Sunday, 19 February 2017

Drought brings hunger to Tanzania

Life in villages like Zeze in western Tanzania is precarious at the best of times.  People here are subsistence farmers living on around 80p a day and can only grow crops during the rainy seasons when they have access to water.  But now is not the best of times.

Climate Change is already having an impact here.  Ponds that used to supply water year round for animals (and often people too) have now started drying up.  The vuli rains were 6 weeks late in arriving here, inducing panic.  When the harvest fails, everyone goes hungry.

That is already happening in other areas of Tanzania.  In Kibirizi students walk for up to 4 hours a day to get to and from secondary school, on an empty stomach as there are no school lunches here.  When girls get home, they are expected to go to collect water and firewood and so have no time to study.  To try and help them overcome this disadvantage TDT helped the school set up a girls’ hostel nearby.  20 girls stayed there during the week, cooking and studying together by solar light each evening and then sleeping on the floor in one room when the lights ran out.  Their dedication is astounding.  They are determined to be the first in their families to go onto to further education and become
teachers, doctors, nurses.  In the exam results out last month they were on track to do this.  But now drought has come to Karagwe and their families have no food to send them.  The hostel is shut and all the girls have gone home.

In Maswa in Central Tanzania Kasedefo are running a successful microcredit scheme.  Women learn the basics about starting a small business and get a small loan and a mentor.  Over 200 women have succeeded.  Although their profits are modest by our standards, the effect is huge.  One woman told me now she could buy medicine for her sick baby, others can buy uniforms so their children can now attend school, and everyone took pride in their business and repaid their loans on time.

But this year’s rains have not come.  There is a shortage of water, crops are dying, people are going hungry and spending more and more time collecting water.  The women who proudly repaid instalments 3 months ago are now in tears.  Small businesses based of agriculture have no chance, and other fail because everyone is living hand to mouth with no money to spend. In times of desperation some people turn to a scapegoat.  Here that can be elderly women who can be accused of causing the drought by witchcraft.
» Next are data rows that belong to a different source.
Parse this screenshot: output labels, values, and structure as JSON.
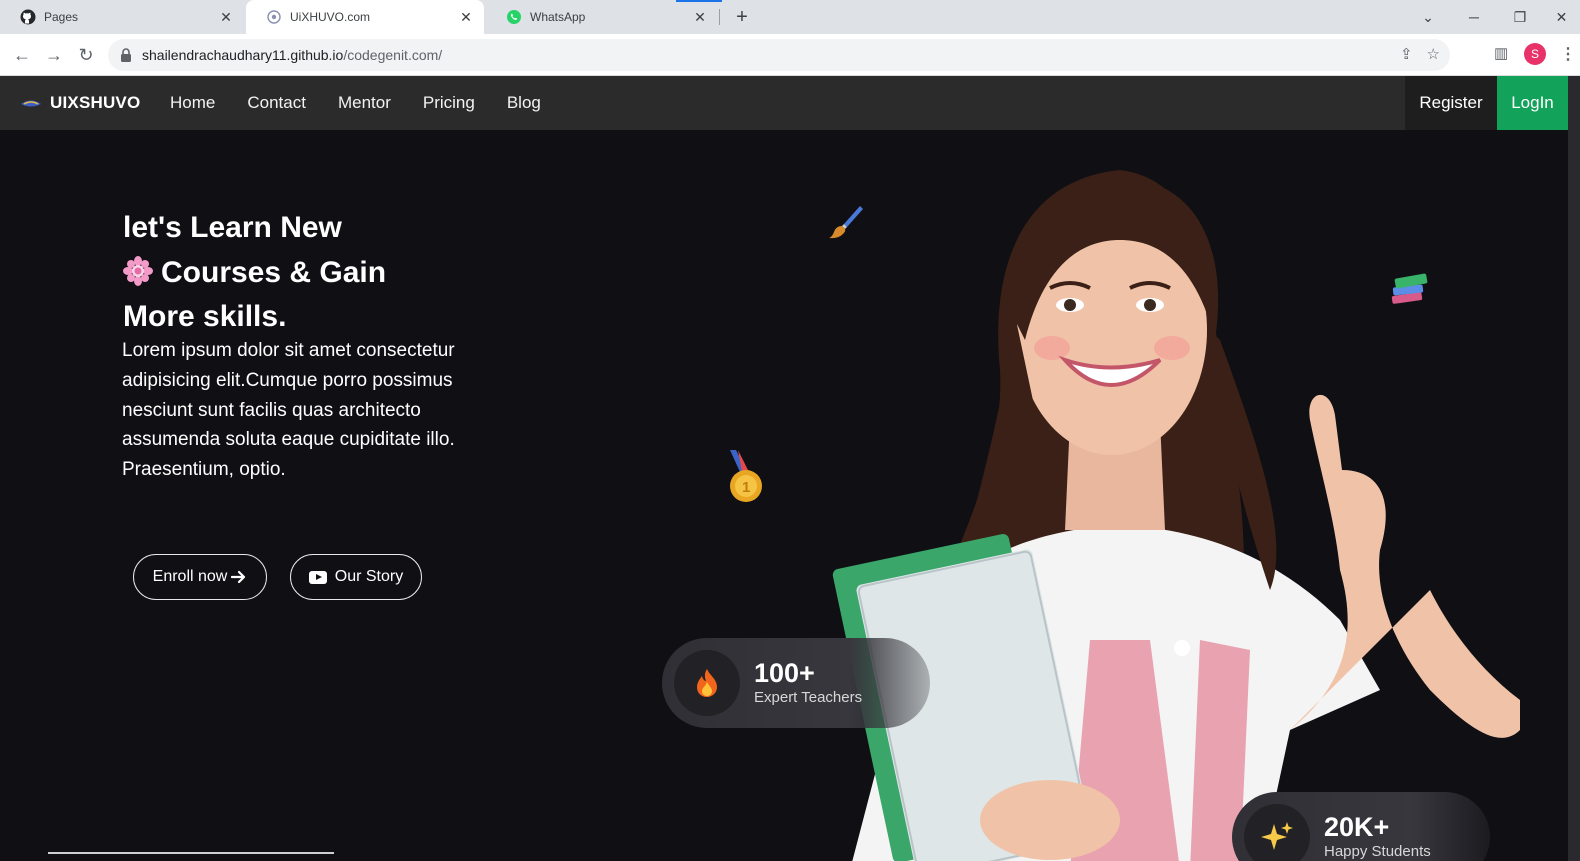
{
  "browser": {
    "tabs": [
      {
        "title": "Pages",
        "icon": "github-icon"
      },
      {
        "title": "UiXHUVO.com",
        "icon": "site-icon"
      },
      {
        "title": "WhatsApp",
        "icon": "whatsapp-icon"
      }
    ],
    "url_host": "shailendrachaudhary11.github.io",
    "url_path": "/codegenit.com/",
    "profile_initial": "S"
  },
  "navbar": {
    "brand": "UIXSHUVO",
    "links": [
      "Home",
      "Contact",
      "Mentor",
      "Pricing",
      "Blog"
    ],
    "register": "Register",
    "login": "LogIn"
  },
  "hero": {
    "headline_line1": "let's Learn New",
    "headline_line2": "Courses & Gain",
    "headline_line3": "More skills.",
    "lead": "Lorem ipsum dolor sit amet consectetur adipisicing elit.Cumque porro possimus nesciunt sunt facilis quas architecto assumenda soluta eaque cupiditate illo. Praesentium, optio.",
    "enroll_label": "Enroll now",
    "story_label": "Our Story"
  },
  "stats": [
    {
      "value": "100+",
      "label": "Expert Teachers",
      "icon": "fire-icon"
    },
    {
      "value": "20K+",
      "label": "Happy Students",
      "icon": "sparkles-icon"
    }
  ],
  "colors": {
    "hero_bg": "#0f0f14",
    "navbar_bg": "#2b2b2b",
    "login_bg": "#12a25a"
  }
}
Climate change is already affecting rainfall in places like Tanzania.  For people whose access to water is already precarious, that is life threatening. According to the Famine Early Warning System all of Tanzania now face critical food insecurity. Which is why in villages like Zeze, local youth drill by hand for 6 days through rock to reach water.  You can help them provide more vital bore holes here.